WHERE IS THE WARRIOR KING?
Awarded: April 12, 2004When we hear men speak of bravery and brotherhood in war and we watch them as they kneel in prayer over the limp, still warm form of a slain friend, we should do more than empathize or parrot self-righteous prattle about ‘supporting the troops’.
When we see them rocking in bone-deep anguish, clasping close in helpless grief the bloody remains of what was once a living, vibrant person, perhaps we should demand to know, “Where is our ‘Warrior King’?”
Maybe he should be there on the field of battle with his soldiers.
Let him inhale the awful odors of violent death; let him hear the cries and moans of the injured, let him live with the open wounds and the bloody body parts strewn about by the careless hand of war while rockets are still exploding and bullets still ricocheting.
Let the genesis of future nightmares and vivid flashbacks be planted deep to germinate and finally bloom in his psyche.
As it is now, few of our leaders have experienced at first hand the true, gut-wrenching, elemental emotions and feel of war. Some say that’s not necessary; I say it can’t hurt.
Soldiers fight over the same streets and neighborhoods again and again, and they do it because men thousands of miles from the actual fighting and dying mandated unsuccessful, shortsighted strategies. Would the orders have been different if the leaders were sharing the battlefield dangers with the soldiers?
Patton said that he did not want to die for his country; he wanted to insure that the enemy died for his. I echo that and would add: But first, make sure that it’s necessary for anyone at all to die.
Actually, we really don’t need a ‘Warrior King’; we do need more competent civilian leaders who will listen to and rely upon the judgment of the military leaders who have to implement their orders.
I’m afraid we don’t have the equivalent of a ‘Warrior King’ or leaders who will wisely use the admirals and generals who stand in his place.
If we did, perhaps our efforts in this ‘War on Terror’ would have been concentrated more in Afghanistan in pursuit of bin Laden and his terrorists. If we did, perhaps less time would be spent vacationing down on the ranch while our youth bleed and die in the sands and streets of the Middle East.
©Copyright April 10, 2005 by Thurman P. Woodfork
(Revised November 24, 2005)

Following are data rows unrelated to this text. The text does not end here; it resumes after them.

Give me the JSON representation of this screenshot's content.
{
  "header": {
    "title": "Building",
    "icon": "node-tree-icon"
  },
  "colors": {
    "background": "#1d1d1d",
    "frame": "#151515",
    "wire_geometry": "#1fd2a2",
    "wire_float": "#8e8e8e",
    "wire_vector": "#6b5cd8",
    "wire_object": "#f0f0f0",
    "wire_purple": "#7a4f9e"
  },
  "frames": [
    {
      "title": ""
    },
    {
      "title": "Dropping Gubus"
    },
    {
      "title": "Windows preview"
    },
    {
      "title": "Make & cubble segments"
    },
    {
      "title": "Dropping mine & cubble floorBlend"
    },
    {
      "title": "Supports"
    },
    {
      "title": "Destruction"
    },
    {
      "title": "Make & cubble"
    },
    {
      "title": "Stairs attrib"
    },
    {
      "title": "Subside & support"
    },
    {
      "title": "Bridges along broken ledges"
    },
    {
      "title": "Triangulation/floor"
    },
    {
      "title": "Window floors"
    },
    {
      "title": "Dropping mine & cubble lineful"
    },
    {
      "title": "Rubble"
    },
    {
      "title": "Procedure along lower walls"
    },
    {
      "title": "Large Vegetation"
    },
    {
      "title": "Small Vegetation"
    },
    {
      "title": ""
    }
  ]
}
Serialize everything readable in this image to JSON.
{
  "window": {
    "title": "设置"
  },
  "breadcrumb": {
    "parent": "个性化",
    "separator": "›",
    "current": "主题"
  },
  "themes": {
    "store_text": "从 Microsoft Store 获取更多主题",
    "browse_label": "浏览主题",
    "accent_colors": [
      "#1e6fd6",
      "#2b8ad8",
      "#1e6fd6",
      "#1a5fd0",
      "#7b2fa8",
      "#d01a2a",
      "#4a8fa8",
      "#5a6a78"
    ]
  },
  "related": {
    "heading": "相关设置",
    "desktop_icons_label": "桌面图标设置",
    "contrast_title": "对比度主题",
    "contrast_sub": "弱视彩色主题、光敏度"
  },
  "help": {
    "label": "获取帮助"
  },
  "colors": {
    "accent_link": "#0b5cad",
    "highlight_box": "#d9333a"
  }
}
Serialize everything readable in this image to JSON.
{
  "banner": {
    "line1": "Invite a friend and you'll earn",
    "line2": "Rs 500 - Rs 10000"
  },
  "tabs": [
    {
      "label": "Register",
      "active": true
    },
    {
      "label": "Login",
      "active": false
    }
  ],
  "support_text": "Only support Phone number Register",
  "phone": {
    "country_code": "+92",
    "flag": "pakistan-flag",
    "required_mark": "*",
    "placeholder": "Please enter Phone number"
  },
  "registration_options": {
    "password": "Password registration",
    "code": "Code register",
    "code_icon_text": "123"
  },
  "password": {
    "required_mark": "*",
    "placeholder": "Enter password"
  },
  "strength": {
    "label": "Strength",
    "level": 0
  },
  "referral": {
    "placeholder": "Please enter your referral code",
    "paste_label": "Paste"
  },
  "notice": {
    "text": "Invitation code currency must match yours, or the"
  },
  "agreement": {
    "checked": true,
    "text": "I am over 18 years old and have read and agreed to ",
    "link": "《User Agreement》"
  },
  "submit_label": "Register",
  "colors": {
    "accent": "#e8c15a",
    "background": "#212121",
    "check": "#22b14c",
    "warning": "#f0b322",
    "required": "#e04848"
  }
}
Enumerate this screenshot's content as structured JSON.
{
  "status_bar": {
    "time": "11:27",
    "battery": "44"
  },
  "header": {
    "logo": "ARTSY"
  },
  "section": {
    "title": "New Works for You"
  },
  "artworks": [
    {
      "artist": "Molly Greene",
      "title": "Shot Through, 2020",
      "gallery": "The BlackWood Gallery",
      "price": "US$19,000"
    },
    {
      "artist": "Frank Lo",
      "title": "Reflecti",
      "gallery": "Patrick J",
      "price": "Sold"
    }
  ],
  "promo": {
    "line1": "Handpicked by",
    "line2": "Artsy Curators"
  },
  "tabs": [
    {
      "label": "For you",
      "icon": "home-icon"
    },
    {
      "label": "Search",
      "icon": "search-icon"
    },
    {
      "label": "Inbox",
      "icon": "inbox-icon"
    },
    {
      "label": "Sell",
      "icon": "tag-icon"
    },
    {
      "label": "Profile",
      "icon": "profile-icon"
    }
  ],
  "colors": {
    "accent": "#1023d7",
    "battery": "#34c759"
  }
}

American Soldiers Pray before a Patrol in Iraq: 2004
“We few, we happy few, we band of brothers;
For he to-day that sheds his blood with me
Shall be my brother; be he ne’er so vile,
This day shall gentle his condition:
And gentlemen in England now a-bed
Shall think themselves accursed they were not here,
And hold their manhood’s cheap whiles any speaks
That fought with us upon Saint Crispin’s day.”
From Henry V by William Shakespeare